**Exercise requirements:** What number of lines in the entries hold the string "package"? Answer with it alone.

*** Opening Dataset content ***

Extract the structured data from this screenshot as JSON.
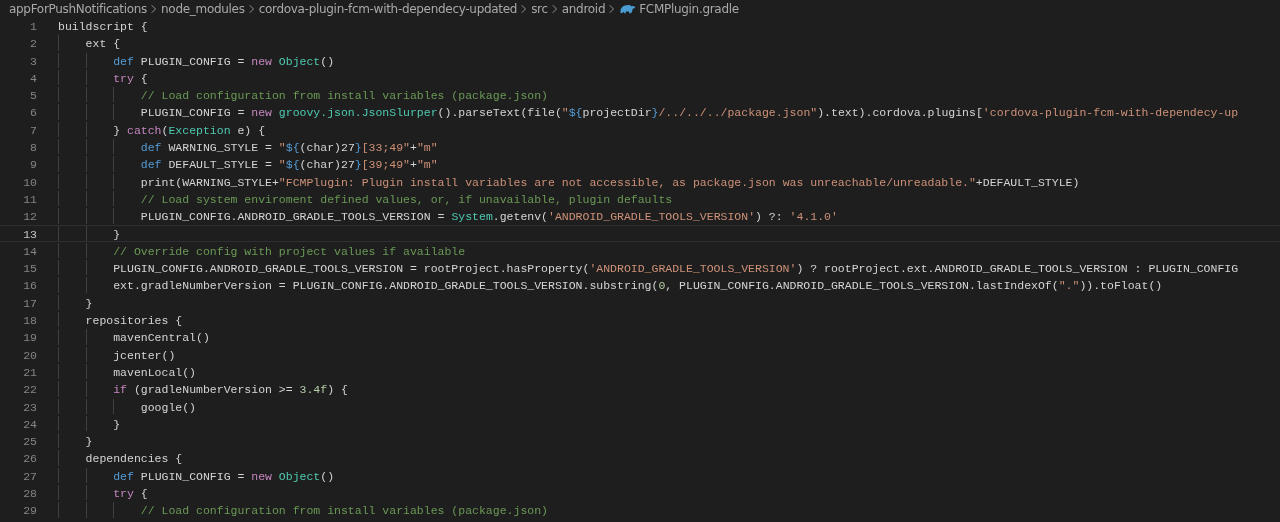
{
  "breadcrumb": [
    {
      "label": "appForPushNotifications",
      "kind": "folder"
    },
    {
      "label": "node_modules",
      "kind": "folder"
    },
    {
      "label": "cordova-plugin-fcm-with-dependecy-updated",
      "kind": "folder"
    },
    {
      "label": "src",
      "kind": "folder"
    },
    {
      "label": "android",
      "kind": "folder"
    },
    {
      "label": "FCMPlugin.gradle",
      "kind": "gradle-file"
    }
  ],
  "lines": [
    {
      "number": "1",
      "current": false,
      "tokens": [
        {
          "kind": "plain",
          "text": "buildscript {"
        }
      ]
    },
    {
      "number": "2",
      "current": false,
      "tokens": [
        {
          "kind": "plain",
          "text": "    ext {"
        }
      ]
    },
    {
      "number": "3",
      "current": false,
      "tokens": [
        {
          "kind": "keyword",
          "text": "        def"
        },
        {
          "kind": "plain",
          "text": " PLUGIN_CONFIG = "
        },
        {
          "kind": "control",
          "text": "new "
        },
        {
          "kind": "type",
          "text": "Object"
        },
        {
          "kind": "plain",
          "text": "()"
        }
      ]
    },
    {
      "number": "4",
      "current": false,
      "tokens": [
        {
          "kind": "control",
          "text": "        try"
        },
        {
          "kind": "plain",
          "text": " {"
        }
      ]
    },
    {
      "number": "5",
      "current": false,
      "tokens": [
        {
          "kind": "comment",
          "text": "            // Load configuration from install variables (package.json)"
        }
      ]
    },
    {
      "number": "6",
      "current": false,
      "tokens": [
        {
          "kind": "plain",
          "text": "            PLUGIN_CONFIG = "
        },
        {
          "kind": "control",
          "text": "new "
        },
        {
          "kind": "type",
          "text": "groovy.json.JsonSlurper"
        },
        {
          "kind": "plain",
          "text": "().parseText(file("
        },
        {
          "kind": "string",
          "text": "\""
        },
        {
          "kind": "keyword",
          "text": "${"
        },
        {
          "kind": "plain",
          "text": "projectDir"
        },
        {
          "kind": "keyword",
          "text": "}"
        },
        {
          "kind": "string",
          "text": "/../../../package.json\""
        },
        {
          "kind": "plain",
          "text": ").text).cordova.plugins["
        },
        {
          "kind": "string",
          "text": "'cordova-plugin-fcm-with-dependecy-up"
        }
      ]
    },
    {
      "number": "7",
      "current": false,
      "tokens": [
        {
          "kind": "plain",
          "text": "        } "
        },
        {
          "kind": "control",
          "text": "catch"
        },
        {
          "kind": "plain",
          "text": "("
        },
        {
          "kind": "type",
          "text": "Exception"
        },
        {
          "kind": "plain",
          "text": " e) {"
        }
      ]
    },
    {
      "number": "8",
      "current": false,
      "tokens": [
        {
          "kind": "keyword",
          "text": "            def"
        },
        {
          "kind": "plain",
          "text": " WARNING_STYLE = "
        },
        {
          "kind": "string",
          "text": "\""
        },
        {
          "kind": "keyword",
          "text": "${"
        },
        {
          "kind": "plain",
          "text": "(char)27"
        },
        {
          "kind": "keyword",
          "text": "}"
        },
        {
          "kind": "string",
          "text": "[33;49\""
        },
        {
          "kind": "plain",
          "text": "+"
        },
        {
          "kind": "string",
          "text": "\"m\""
        }
      ]
    },
    {
      "number": "9",
      "current": false,
      "tokens": [
        {
          "kind": "keyword",
          "text": "            def"
        },
        {
          "kind": "plain",
          "text": " DEFAULT_STYLE = "
        },
        {
          "kind": "string",
          "text": "\""
        },
        {
          "kind": "keyword",
          "text": "${"
        },
        {
          "kind": "plain",
          "text": "(char)27"
        },
        {
          "kind": "keyword",
          "text": "}"
        },
        {
          "kind": "string",
          "text": "[39;49\""
        },
        {
          "kind": "plain",
          "text": "+"
        },
        {
          "kind": "string",
          "text": "\"m\""
        }
      ]
    },
    {
      "number": "10",
      "current": false,
      "tokens": [
        {
          "kind": "plain",
          "text": "            print(WARNING_STYLE+"
        },
        {
          "kind": "string",
          "text": "\"FCMPlugin: Plugin install variables are not accessible, as package.json was unreachable/unreadable.\""
        },
        {
          "kind": "plain",
          "text": "+DEFAULT_STYLE)"
        }
      ]
    },
    {
      "number": "11",
      "current": false,
      "tokens": [
        {
          "kind": "comment",
          "text": "            // Load system enviroment defined values, or, if unavailable, plugin defaults"
        }
      ]
    },
    {
      "number": "12",
      "current": false,
      "tokens": [
        {
          "kind": "plain",
          "text": "            PLUGIN_CONFIG.ANDROID_GRADLE_TOOLS_VERSION = "
        },
        {
          "kind": "type",
          "text": "System"
        },
        {
          "kind": "plain",
          "text": ".getenv("
        },
        {
          "kind": "string",
          "text": "'ANDROID_GRADLE_TOOLS_VERSION'"
        },
        {
          "kind": "plain",
          "text": ") ?: "
        },
        {
          "kind": "string",
          "text": "'4.1.0'"
        }
      ]
    },
    {
      "number": "13",
      "current": true,
      "tokens": [
        {
          "kind": "plain",
          "text": "        }"
        }
      ]
    },
    {
      "number": "14",
      "current": false,
      "tokens": [
        {
          "kind": "comment",
          "text": "        // Override config with project values if available"
        }
      ]
    },
    {
      "number": "15",
      "current": false,
      "tokens": [
        {
          "kind": "plain",
          "text": "        PLUGIN_CONFIG.ANDROID_GRADLE_TOOLS_VERSION = rootProject.hasProperty("
        },
        {
          "kind": "string",
          "text": "'ANDROID_GRADLE_TOOLS_VERSION'"
        },
        {
          "kind": "plain",
          "text": ") ? rootProject.ext.ANDROID_GRADLE_TOOLS_VERSION : PLUGIN_CONFIG"
        }
      ]
    },
    {
      "number": "16",
      "current": false,
      "tokens": [
        {
          "kind": "plain",
          "text": "        ext.gradleNumberVersion = PLUGIN_CONFIG.ANDROID_GRADLE_TOOLS_VERSION.substring("
        },
        {
          "kind": "number",
          "text": "0"
        },
        {
          "kind": "plain",
          "text": ", PLUGIN_CONFIG.ANDROID_GRADLE_TOOLS_VERSION.lastIndexOf("
        },
        {
          "kind": "string",
          "text": "\".\""
        },
        {
          "kind": "plain",
          "text": ")).toFloat()"
        }
      ]
    },
    {
      "number": "17",
      "current": false,
      "tokens": [
        {
          "kind": "plain",
          "text": "    }"
        }
      ]
    },
    {
      "number": "18",
      "current": false,
      "tokens": [
        {
          "kind": "plain",
          "text": "    repositories {"
        }
      ]
    },
    {
      "number": "19",
      "current": false,
      "tokens": [
        {
          "kind": "plain",
          "text": "        mavenCentral()"
        }
      ]
    },
    {
      "number": "20",
      "current": false,
      "tokens": [
        {
          "kind": "plain",
          "text": "        jcenter()"
        }
      ]
    },
    {
      "number": "21",
      "current": false,
      "tokens": [
        {
          "kind": "plain",
          "text": "        mavenLocal()"
        }
      ]
    },
    {
      "number": "22",
      "current": false,
      "tokens": [
        {
          "kind": "control",
          "text": "        if"
        },
        {
          "kind": "plain",
          "text": " (gradleNumberVersion >= "
        },
        {
          "kind": "number",
          "text": "3.4f"
        },
        {
          "kind": "plain",
          "text": ") {"
        }
      ]
    },
    {
      "number": "23",
      "current": false,
      "tokens": [
        {
          "kind": "plain",
          "text": "            google()"
        }
      ]
    },
    {
      "number": "24",
      "current": false,
      "tokens": [
        {
          "kind": "plain",
          "text": "        }"
        }
      ]
    },
    {
      "number": "25",
      "current": false,
      "tokens": [
        {
          "kind": "plain",
          "text": "    }"
        }
      ]
    },
    {
      "number": "26",
      "current": false,
      "tokens": [
        {
          "kind": "plain",
          "text": "    dependencies {"
        }
      ]
    },
    {
      "number": "27",
      "current": false,
      "tokens": [
        {
          "kind": "keyword",
          "text": "        def"
        },
        {
          "kind": "plain",
          "text": " PLUGIN_CONFIG = "
        },
        {
          "kind": "control",
          "text": "new "
        },
        {
          "kind": "type",
          "text": "Object"
        },
        {
          "kind": "plain",
          "text": "()"
        }
      ]
    },
    {
      "number": "28",
      "current": false,
      "tokens": [
        {
          "kind": "control",
          "text": "        try"
        },
        {
          "kind": "plain",
          "text": " {"
        }
      ]
    },
    {
      "number": "29",
      "current": false,
      "tokens": [
        {
          "kind": "comment",
          "text": "            // Load configuration from install variables (package.json)"
        }
      ]
    }
  ]
}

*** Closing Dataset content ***

**Task result:** 4